■ Action item ■
The response should consist of the records that follow, repeated exactly.

*** Opening Material provided ***

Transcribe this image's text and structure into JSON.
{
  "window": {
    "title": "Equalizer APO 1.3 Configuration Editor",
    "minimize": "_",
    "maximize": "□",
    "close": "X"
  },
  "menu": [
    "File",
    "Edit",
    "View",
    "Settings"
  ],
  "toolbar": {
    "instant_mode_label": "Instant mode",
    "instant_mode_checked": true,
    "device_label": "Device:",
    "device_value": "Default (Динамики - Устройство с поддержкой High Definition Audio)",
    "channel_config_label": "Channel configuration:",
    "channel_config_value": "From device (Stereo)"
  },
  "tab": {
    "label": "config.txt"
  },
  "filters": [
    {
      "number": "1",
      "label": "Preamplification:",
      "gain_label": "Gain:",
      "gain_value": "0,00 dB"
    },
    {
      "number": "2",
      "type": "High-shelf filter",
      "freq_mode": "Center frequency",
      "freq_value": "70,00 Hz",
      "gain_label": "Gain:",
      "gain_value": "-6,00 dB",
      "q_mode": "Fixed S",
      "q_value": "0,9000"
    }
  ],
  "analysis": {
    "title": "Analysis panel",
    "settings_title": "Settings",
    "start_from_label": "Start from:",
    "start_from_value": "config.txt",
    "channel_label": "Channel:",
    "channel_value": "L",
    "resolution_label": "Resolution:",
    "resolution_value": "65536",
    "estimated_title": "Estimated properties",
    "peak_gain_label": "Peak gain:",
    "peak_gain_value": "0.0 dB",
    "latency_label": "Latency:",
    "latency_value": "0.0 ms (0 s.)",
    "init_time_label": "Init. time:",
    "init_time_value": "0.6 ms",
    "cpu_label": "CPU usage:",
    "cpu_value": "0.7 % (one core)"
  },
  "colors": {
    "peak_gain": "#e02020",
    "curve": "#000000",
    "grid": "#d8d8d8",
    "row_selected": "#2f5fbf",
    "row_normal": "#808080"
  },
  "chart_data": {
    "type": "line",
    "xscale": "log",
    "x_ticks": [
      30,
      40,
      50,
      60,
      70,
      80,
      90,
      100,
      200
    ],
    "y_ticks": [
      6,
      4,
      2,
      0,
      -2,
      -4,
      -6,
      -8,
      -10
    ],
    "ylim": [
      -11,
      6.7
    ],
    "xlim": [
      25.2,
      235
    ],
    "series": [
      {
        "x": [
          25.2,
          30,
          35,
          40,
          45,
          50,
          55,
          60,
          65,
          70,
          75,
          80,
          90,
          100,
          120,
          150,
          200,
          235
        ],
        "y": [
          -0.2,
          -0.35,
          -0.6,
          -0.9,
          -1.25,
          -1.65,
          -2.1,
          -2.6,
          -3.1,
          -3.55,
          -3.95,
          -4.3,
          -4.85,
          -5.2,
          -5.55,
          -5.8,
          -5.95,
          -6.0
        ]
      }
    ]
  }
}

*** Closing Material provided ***

■ Task solution ■
Transcribe this image's text and structure into JSON.
{
  "window": {
    "title": "Equalizer APO 1.3 Configuration Editor",
    "minimize": "_",
    "maximize": "□",
    "close": "X"
  },
  "menu": [
    "File",
    "Edit",
    "View",
    "Settings"
  ],
  "toolbar": {
    "instant_mode_label": "Instant mode",
    "instant_mode_checked": true,
    "device_label": "Device:",
    "device_value": "Default (Динамики - Устройство с поддержкой High Definition Audio)",
    "channel_config_label": "Channel configuration:",
    "channel_config_value": "From device (Stereo)"
  },
  "tab": {
    "label": "config.txt"
  },
  "filters": [
    {
      "number": "1",
      "label": "Preamplification:",
      "gain_label": "Gain:",
      "gain_value": "0,00 dB"
    },
    {
      "number": "2",
      "type": "High-shelf filter",
      "freq_mode": "Center frequency",
      "freq_value": "70,00 Hz",
      "gain_label": "Gain:",
      "gain_value": "-6,00 dB",
      "q_mode": "Fixed S",
      "q_value": "0,9000"
    }
  ],
  "analysis": {
    "title": "Analysis panel",
    "settings_title": "Settings",
    "start_from_label": "Start from:",
    "start_from_value": "config.txt",
    "channel_label": "Channel:",
    "channel_value": "L",
    "resolution_label": "Resolution:",
    "resolution_value": "65536",
    "estimated_title": "Estimated properties",
    "peak_gain_label": "Peak gain:",
    "peak_gain_value": "0.0 dB",
    "latency_label": "Latency:",
    "latency_value": "0.0 ms (0 s.)",
    "init_time_label": "Init. time:",
    "init_time_value": "0.6 ms",
    "cpu_label": "CPU usage:",
    "cpu_value": "0.7 % (one core)"
  },
  "colors": {
    "peak_gain": "#e02020",
    "curve": "#000000",
    "grid": "#d8d8d8",
    "row_selected": "#2f5fbf",
    "row_normal": "#808080"
  },
  "chart_data": {
    "type": "line",
    "xscale": "log",
    "x_ticks": [
      30,
      40,
      50,
      60,
      70,
      80,
      90,
      100,
      200
    ],
    "y_ticks": [
      6,
      4,
      2,
      0,
      -2,
      -4,
      -6,
      -8,
      -10
    ],
    "ylim": [
      -11,
      6.7
    ],
    "xlim": [
      25.2,
      235
    ],
    "series": [
      {
        "x": [
          25.2,
          30,
          35,
          40,
          45,
          50,
          55,
          60,
          65,
          70,
          75,
          80,
          90,
          100,
          120,
          150,
          200,
          235
        ],
        "y": [
          -0.2,
          -0.35,
          -0.6,
          -0.9,
          -1.25,
          -1.65,
          -2.1,
          -2.6,
          -3.1,
          -3.55,
          -3.95,
          -4.3,
          -4.85,
          -5.2,
          -5.55,
          -5.8,
          -5.95,
          -6.0
        ]
      }
    ]
  }
}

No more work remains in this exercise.